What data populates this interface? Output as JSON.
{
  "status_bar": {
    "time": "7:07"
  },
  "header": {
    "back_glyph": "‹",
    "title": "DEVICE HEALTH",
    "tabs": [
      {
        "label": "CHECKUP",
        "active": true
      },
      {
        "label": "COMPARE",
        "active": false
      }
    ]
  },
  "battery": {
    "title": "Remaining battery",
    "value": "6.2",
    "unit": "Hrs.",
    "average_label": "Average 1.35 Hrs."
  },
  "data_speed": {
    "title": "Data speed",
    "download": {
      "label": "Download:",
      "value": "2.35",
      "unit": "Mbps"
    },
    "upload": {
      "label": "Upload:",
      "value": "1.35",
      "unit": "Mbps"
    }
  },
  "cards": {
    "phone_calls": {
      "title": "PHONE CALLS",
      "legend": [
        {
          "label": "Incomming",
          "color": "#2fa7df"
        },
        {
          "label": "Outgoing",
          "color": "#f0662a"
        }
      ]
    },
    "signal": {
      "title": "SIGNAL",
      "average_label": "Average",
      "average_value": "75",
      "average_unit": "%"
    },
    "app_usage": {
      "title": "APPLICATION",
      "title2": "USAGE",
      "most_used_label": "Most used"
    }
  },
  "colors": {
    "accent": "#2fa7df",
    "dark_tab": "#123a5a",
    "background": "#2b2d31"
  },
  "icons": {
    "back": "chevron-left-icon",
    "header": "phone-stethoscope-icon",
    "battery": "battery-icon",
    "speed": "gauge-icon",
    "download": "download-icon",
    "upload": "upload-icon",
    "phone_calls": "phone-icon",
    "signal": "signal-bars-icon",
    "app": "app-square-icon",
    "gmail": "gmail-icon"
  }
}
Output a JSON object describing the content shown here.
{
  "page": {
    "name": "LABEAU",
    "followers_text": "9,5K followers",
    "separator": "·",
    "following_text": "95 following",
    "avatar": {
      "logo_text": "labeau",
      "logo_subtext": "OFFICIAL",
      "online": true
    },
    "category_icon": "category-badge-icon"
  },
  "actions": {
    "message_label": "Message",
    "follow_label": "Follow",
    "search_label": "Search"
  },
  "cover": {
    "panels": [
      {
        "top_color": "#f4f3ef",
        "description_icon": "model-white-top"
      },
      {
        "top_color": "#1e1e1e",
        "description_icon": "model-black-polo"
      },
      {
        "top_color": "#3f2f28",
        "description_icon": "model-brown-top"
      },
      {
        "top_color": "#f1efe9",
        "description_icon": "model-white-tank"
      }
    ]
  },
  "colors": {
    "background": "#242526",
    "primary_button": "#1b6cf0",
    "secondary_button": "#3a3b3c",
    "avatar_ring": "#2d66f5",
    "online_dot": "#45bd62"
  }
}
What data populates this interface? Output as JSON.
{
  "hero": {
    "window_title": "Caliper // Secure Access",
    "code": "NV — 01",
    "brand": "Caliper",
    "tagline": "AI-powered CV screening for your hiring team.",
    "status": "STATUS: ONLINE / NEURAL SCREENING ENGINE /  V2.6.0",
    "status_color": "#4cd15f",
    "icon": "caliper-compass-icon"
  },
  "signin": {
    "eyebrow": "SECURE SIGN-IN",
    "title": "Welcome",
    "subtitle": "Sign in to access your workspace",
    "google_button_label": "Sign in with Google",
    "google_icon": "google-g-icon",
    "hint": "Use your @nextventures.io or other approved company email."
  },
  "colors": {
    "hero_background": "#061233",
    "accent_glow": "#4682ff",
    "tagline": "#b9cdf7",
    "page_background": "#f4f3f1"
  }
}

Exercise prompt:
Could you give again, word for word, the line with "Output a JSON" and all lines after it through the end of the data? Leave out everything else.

Task response:
Output a JSON object describing the content shown here.
{
  "page": {
    "name": "LABEAU",
    "followers_text": "9,5K followers",
    "separator": "·",
    "following_text": "95 following",
    "avatar": {
      "logo_text": "labeau",
      "logo_subtext": "OFFICIAL",
      "online": true
    },
    "category_icon": "category-badge-icon"
  },
  "actions": {
    "message_label": "Message",
    "follow_label": "Follow",
    "search_label": "Search"
  },
  "cover": {
    "panels": [
      {
        "top_color": "#f4f3ef",
        "description_icon": "model-white-top"
      },
      {
        "top_color": "#1e1e1e",
        "description_icon": "model-black-polo"
      },
      {
        "top_color": "#3f2f28",
        "description_icon": "model-brown-top"
      },
      {
        "top_color": "#f1efe9",
        "description_icon": "model-white-tank"
      }
    ]
  },
  "colors": {
    "background": "#242526",
    "primary_button": "#1b6cf0",
    "secondary_button": "#3a3b3c",
    "avatar_ring": "#2d66f5",
    "online_dot": "#45bd62"
  }
}
What data populates this interface? Output as JSON.
{
  "hero": {
    "window_title": "Caliper // Secure Access",
    "code": "NV — 01",
    "brand": "Caliper",
    "tagline": "AI-powered CV screening for your hiring team.",
    "status": "STATUS: ONLINE / NEURAL SCREENING ENGINE /  V2.6.0",
    "status_color": "#4cd15f",
    "icon": "caliper-compass-icon"
  },
  "signin": {
    "eyebrow": "SECURE SIGN-IN",
    "title": "Welcome",
    "subtitle": "Sign in to access your workspace",
    "google_button_label": "Sign in with Google",
    "google_icon": "google-g-icon",
    "hint": "Use your @nextventures.io or other approved company email."
  },
  "colors": {
    "hero_background": "#061233",
    "accent_glow": "#4682ff",
    "tagline": "#b9cdf7",
    "page_background": "#f4f3f1"
  }
}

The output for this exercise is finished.